Found this on my phone. Can’t remember when I wrote it, nor if it was finished.
When it comes to separating artificial life forms from the genetic, there’s something very appealing about the Turing test. Whether or not one subjectively can tell the difference between man and manmade is somehow all that matters, seems to me.
Of course there are administrative issues: Just who decides what is living and what is not in, say, legal cases? How many tests are needed to reach a definite conclusion? In the end it must all come down to an educated guess. But then again, aren’t most verdics just that? In either case, many of us have probably been victims to the infamous “captcha” tests, sometimes rendering us no more human than a simple bot. Now imagine a similar test but with far greater consequences than “Please try again.”

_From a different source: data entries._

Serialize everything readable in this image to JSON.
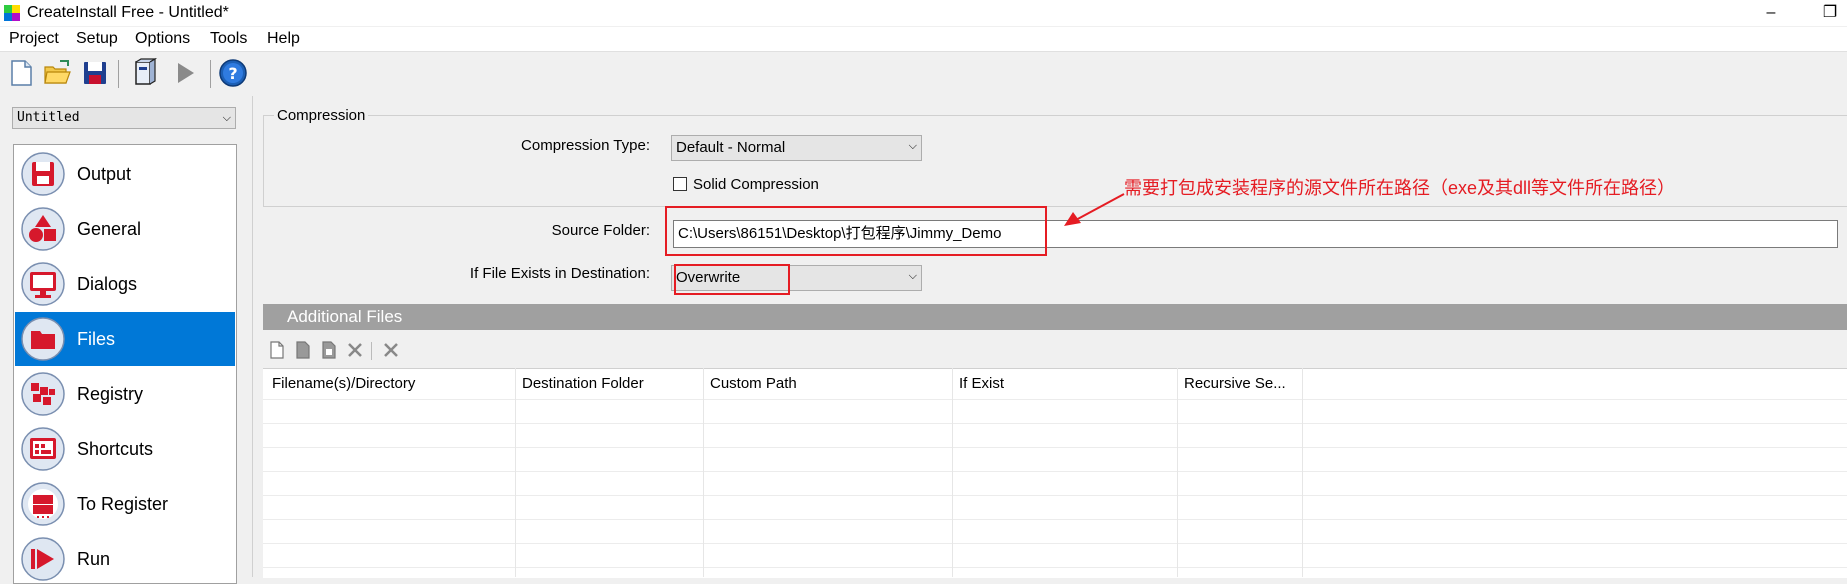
{
  "window": {
    "title": "CreateInstall Free - Untitled*",
    "minimize_glyph": "–",
    "restore_glyph": "❐"
  },
  "menu": [
    "Project",
    "Setup",
    "Options",
    "Tools",
    "Help"
  ],
  "toolbar_icons": [
    "new-file-icon",
    "open-folder-icon",
    "save-icon",
    "build-icon",
    "run-icon",
    "help-icon"
  ],
  "project_selector": {
    "value": "Untitled"
  },
  "nav": {
    "items": [
      {
        "label": "Output",
        "icon": "output-icon"
      },
      {
        "label": "General",
        "icon": "general-icon"
      },
      {
        "label": "Dialogs",
        "icon": "dialogs-icon"
      },
      {
        "label": "Files",
        "icon": "files-icon",
        "selected": true
      },
      {
        "label": "Registry",
        "icon": "registry-icon"
      },
      {
        "label": "Shortcuts",
        "icon": "shortcuts-icon"
      },
      {
        "label": "To Register",
        "icon": "to-register-icon"
      },
      {
        "label": "Run",
        "icon": "run-icon"
      }
    ]
  },
  "compression": {
    "group_title": "Compression",
    "type_label": "Compression Type:",
    "type_value": "Default - Normal",
    "solid_label": "Solid Compression",
    "solid_checked": false
  },
  "source": {
    "label": "Source Folder:",
    "value": "C:\\Users\\86151\\Desktop\\打包程序\\Jimmy_Demo"
  },
  "if_exists": {
    "label": "If File Exists in Destination:",
    "value": "Overwrite"
  },
  "annotation": {
    "text": "需要打包成安装程序的源文件所在路径（exe及其dll等文件所在路径）",
    "color": "#e51c23"
  },
  "additional_files": {
    "title": "Additional Files",
    "columns": [
      "Filename(s)/Directory",
      "Destination Folder",
      "Custom Path",
      "If Exist",
      "Recursive Se..."
    ]
  },
  "colors": {
    "selected": "#0078d7",
    "accent_red": "#e51c23"
  }
}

Then, once you’ve identified those “different” from us, there’s the issue of where to go from there. As a race we’ve not yet encountered a species with as advanced mental capabilities as ourselves, and thus have never had to deal with that kind of questions before. Soon enough though, this is all likely to change. Following the creation of artificial intelligence we must ask if we’ve also created artificial life in the process. If you’re a believer of the soul the exclusion is simple, but to me that seems like cheating.

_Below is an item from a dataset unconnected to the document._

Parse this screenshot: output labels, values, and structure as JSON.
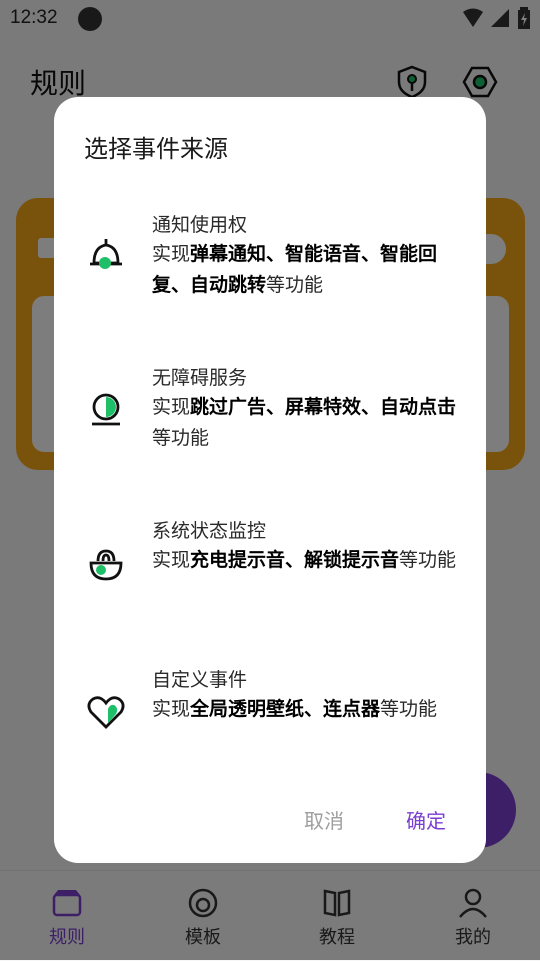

Then what? Do we treat them differently? What laws dictate who to include in our declaration of human rights, and who to subject to Charles Darwin’s “ survival of the fittest?” Most of us are comfortable eating other animals. In the future we’ll have to examine exactly what makes this okay.